#### Required action:
Would you print the whole listing again, word for word?

#### Stored data:
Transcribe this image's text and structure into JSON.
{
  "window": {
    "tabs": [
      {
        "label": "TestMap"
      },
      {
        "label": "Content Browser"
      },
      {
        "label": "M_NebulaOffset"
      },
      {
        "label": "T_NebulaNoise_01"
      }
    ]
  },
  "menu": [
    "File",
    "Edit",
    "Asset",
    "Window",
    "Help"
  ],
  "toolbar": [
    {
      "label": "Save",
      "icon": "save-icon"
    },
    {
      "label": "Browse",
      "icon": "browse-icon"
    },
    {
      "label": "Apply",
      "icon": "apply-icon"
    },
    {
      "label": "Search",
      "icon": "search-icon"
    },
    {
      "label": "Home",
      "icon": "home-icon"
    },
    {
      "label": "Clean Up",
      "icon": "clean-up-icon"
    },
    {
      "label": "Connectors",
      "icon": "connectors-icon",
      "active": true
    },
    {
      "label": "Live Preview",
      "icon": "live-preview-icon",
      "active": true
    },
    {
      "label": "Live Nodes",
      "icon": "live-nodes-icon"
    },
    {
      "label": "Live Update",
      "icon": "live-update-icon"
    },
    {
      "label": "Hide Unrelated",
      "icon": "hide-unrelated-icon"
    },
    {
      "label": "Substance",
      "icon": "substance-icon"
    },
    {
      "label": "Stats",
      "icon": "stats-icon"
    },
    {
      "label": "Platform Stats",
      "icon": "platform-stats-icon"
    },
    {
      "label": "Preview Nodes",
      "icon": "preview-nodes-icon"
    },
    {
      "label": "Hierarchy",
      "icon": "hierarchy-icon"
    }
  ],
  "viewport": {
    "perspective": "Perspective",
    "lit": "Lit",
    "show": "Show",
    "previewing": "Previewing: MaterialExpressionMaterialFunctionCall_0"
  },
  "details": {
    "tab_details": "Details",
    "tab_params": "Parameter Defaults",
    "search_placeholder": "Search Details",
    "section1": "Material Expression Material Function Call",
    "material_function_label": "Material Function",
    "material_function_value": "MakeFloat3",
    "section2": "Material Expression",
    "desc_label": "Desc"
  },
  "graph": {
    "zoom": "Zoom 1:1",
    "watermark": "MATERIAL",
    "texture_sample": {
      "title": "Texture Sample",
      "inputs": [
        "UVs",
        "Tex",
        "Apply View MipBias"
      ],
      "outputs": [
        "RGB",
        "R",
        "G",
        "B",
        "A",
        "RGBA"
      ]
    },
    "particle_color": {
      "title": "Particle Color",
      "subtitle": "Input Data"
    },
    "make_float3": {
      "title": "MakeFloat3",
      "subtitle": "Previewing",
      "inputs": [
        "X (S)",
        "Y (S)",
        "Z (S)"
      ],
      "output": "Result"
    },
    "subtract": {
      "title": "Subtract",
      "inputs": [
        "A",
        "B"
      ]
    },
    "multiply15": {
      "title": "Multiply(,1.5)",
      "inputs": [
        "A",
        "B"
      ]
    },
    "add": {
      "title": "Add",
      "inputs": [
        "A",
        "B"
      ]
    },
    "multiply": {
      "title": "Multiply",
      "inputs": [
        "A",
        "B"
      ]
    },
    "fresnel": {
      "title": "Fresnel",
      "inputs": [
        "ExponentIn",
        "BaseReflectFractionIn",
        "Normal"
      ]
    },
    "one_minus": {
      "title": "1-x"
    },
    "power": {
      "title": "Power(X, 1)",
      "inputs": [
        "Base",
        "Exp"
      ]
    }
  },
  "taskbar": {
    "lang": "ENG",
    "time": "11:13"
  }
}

#### Task output:
Transcribe this image's text and structure into JSON.
{
  "window": {
    "tabs": [
      {
        "label": "TestMap"
      },
      {
        "label": "Content Browser"
      },
      {
        "label": "M_NebulaOffset"
      },
      {
        "label": "T_NebulaNoise_01"
      }
    ]
  },
  "menu": [
    "File",
    "Edit",
    "Asset",
    "Window",
    "Help"
  ],
  "toolbar": [
    {
      "label": "Save",
      "icon": "save-icon"
    },
    {
      "label": "Browse",
      "icon": "browse-icon"
    },
    {
      "label": "Apply",
      "icon": "apply-icon"
    },
    {
      "label": "Search",
      "icon": "search-icon"
    },
    {
      "label": "Home",
      "icon": "home-icon"
    },
    {
      "label": "Clean Up",
      "icon": "clean-up-icon"
    },
    {
      "label": "Connectors",
      "icon": "connectors-icon",
      "active": true
    },
    {
      "label": "Live Preview",
      "icon": "live-preview-icon",
      "active": true
    },
    {
      "label": "Live Nodes",
      "icon": "live-nodes-icon"
    },
    {
      "label": "Live Update",
      "icon": "live-update-icon"
    },
    {
      "label": "Hide Unrelated",
      "icon": "hide-unrelated-icon"
    },
    {
      "label": "Substance",
      "icon": "substance-icon"
    },
    {
      "label": "Stats",
      "icon": "stats-icon"
    },
    {
      "label": "Platform Stats",
      "icon": "platform-stats-icon"
    },
    {
      "label": "Preview Nodes",
      "icon": "preview-nodes-icon"
    },
    {
      "label": "Hierarchy",
      "icon": "hierarchy-icon"
    }
  ],
  "viewport": {
    "perspective": "Perspective",
    "lit": "Lit",
    "show": "Show",
    "previewing": "Previewing: MaterialExpressionMaterialFunctionCall_0"
  },
  "details": {
    "tab_details": "Details",
    "tab_params": "Parameter Defaults",
    "search_placeholder": "Search Details",
    "section1": "Material Expression Material Function Call",
    "material_function_label": "Material Function",
    "material_function_value": "MakeFloat3",
    "section2": "Material Expression",
    "desc_label": "Desc"
  },
  "graph": {
    "zoom": "Zoom 1:1",
    "watermark": "MATERIAL",
    "texture_sample": {
      "title": "Texture Sample",
      "inputs": [
        "UVs",
        "Tex",
        "Apply View MipBias"
      ],
      "outputs": [
        "RGB",
        "R",
        "G",
        "B",
        "A",
        "RGBA"
      ]
    },
    "particle_color": {
      "title": "Particle Color",
      "subtitle": "Input Data"
    },
    "make_float3": {
      "title": "MakeFloat3",
      "subtitle": "Previewing",
      "inputs": [
        "X (S)",
        "Y (S)",
        "Z (S)"
      ],
      "output": "Result"
    },
    "subtract": {
      "title": "Subtract",
      "inputs": [
        "A",
        "B"
      ]
    },
    "multiply15": {
      "title": "Multiply(,1.5)",
      "inputs": [
        "A",
        "B"
      ]
    },
    "add": {
      "title": "Add",
      "inputs": [
        "A",
        "B"
      ]
    },
    "multiply": {
      "title": "Multiply",
      "inputs": [
        "A",
        "B"
      ]
    },
    "fresnel": {
      "title": "Fresnel",
      "inputs": [
        "ExponentIn",
        "BaseReflectFractionIn",
        "Normal"
      ]
    },
    "one_minus": {
      "title": "1-x"
    },
    "power": {
      "title": "Power(X, 1)",
      "inputs": [
        "Base",
        "Exp"
      ]
    }
  },
  "taskbar": {
    "lang": "ENG",
    "time": "11:13"
  }
}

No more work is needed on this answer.